But LeBron James isn’t satisfied.

LeBron, via Joe Vardon of Cleveland.com:

“We still got a couple more things we need to do,” James said Friday, when asked if Cleveland’s pending trade with Atlanta for Korver was a “championship move.”

“We gotta get a point guard,” James said. “It’s my last time saying it. We need a point guard.”

The Cavaliers have a hole behind Kyrie Irving, a key reason LeBron is playing 37.1 minutes per game – his most since his return to Cleveland – despite Tyronn Lue stating a plan to rest LeBron more. LeBron often runs the point with the second unit and probably wouldn’t mind easing his load. At this point, he sounds irritated it hasn’t happened yet.

The only other point guards on the roster were Kay Felder and Mo Williams. Felder is a 5-foot-9 second-round rookie who mostly hasn’t looked ready for the NBA, though his scoring has been fine as a rotation member the last few games. His distributing is nearly invisible, though, as he focuses on just one element of his game at a time. Williams – reportedly included in the Korver deal – stuck around just to get paid, not actually play.
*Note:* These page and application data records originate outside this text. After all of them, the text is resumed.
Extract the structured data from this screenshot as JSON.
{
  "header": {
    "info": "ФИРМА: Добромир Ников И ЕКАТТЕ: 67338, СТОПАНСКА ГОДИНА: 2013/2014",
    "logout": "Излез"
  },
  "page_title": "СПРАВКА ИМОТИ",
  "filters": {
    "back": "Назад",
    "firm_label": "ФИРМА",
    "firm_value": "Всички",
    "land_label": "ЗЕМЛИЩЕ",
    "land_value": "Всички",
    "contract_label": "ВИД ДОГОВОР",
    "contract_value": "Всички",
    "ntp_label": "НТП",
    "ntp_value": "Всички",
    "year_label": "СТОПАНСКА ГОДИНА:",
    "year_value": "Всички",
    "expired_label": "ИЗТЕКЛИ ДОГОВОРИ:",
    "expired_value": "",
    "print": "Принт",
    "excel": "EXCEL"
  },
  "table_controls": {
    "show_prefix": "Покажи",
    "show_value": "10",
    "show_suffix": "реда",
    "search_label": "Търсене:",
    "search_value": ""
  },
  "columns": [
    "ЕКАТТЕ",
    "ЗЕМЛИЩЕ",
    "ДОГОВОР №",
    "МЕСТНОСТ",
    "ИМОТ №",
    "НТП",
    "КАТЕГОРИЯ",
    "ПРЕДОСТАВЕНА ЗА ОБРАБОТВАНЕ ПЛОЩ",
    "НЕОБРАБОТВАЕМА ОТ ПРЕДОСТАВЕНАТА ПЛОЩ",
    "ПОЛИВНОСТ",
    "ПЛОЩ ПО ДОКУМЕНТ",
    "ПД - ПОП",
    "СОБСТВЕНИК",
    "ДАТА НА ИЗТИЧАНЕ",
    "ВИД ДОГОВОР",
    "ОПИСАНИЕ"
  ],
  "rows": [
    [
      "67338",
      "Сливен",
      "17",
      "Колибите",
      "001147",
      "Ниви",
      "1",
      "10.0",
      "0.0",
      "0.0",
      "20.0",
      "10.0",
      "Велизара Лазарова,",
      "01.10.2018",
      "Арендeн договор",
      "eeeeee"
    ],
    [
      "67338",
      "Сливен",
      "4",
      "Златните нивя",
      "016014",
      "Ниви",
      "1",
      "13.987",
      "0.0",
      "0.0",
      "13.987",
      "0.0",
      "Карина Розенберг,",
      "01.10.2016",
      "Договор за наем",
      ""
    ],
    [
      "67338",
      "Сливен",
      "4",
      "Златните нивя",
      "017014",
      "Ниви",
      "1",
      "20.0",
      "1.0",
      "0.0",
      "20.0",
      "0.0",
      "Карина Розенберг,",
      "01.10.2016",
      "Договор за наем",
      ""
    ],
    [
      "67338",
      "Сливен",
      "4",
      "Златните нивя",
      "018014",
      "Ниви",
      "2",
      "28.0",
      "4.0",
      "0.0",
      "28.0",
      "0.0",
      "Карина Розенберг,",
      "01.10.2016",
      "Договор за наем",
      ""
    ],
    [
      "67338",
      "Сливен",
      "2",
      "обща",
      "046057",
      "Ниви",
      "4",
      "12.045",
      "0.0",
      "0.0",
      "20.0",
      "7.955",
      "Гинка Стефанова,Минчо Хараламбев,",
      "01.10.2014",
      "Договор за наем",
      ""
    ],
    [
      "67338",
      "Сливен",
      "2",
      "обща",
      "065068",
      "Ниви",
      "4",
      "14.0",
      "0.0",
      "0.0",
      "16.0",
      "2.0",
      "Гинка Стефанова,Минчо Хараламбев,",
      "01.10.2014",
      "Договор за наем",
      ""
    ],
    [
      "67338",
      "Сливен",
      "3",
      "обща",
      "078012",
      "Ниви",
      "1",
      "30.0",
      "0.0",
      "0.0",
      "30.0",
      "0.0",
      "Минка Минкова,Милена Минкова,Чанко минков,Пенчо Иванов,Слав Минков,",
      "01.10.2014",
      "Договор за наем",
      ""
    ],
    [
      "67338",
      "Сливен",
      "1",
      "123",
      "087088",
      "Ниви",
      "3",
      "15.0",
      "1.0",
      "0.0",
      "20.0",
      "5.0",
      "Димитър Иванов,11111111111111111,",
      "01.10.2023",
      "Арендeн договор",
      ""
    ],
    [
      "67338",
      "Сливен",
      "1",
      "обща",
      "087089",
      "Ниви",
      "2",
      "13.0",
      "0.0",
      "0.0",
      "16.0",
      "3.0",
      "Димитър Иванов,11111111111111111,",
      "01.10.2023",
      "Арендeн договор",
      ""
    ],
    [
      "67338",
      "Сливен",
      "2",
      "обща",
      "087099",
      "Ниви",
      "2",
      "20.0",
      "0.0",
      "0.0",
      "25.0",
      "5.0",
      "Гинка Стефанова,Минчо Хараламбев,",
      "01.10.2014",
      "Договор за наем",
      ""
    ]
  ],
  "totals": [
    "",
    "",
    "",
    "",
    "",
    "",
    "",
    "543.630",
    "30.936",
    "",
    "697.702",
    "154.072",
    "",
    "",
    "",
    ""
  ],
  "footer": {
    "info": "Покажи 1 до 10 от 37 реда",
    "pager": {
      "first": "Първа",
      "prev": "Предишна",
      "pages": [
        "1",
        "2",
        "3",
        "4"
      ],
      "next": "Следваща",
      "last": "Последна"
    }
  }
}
The Korver trade will reportedly open a roster spot, so the Cavs could simply sign a point guard once it’s completed. Perhaps, they eventually deal for a better backup point guard. But just getting a viable option to take minutes from LeBron for now would be a good start.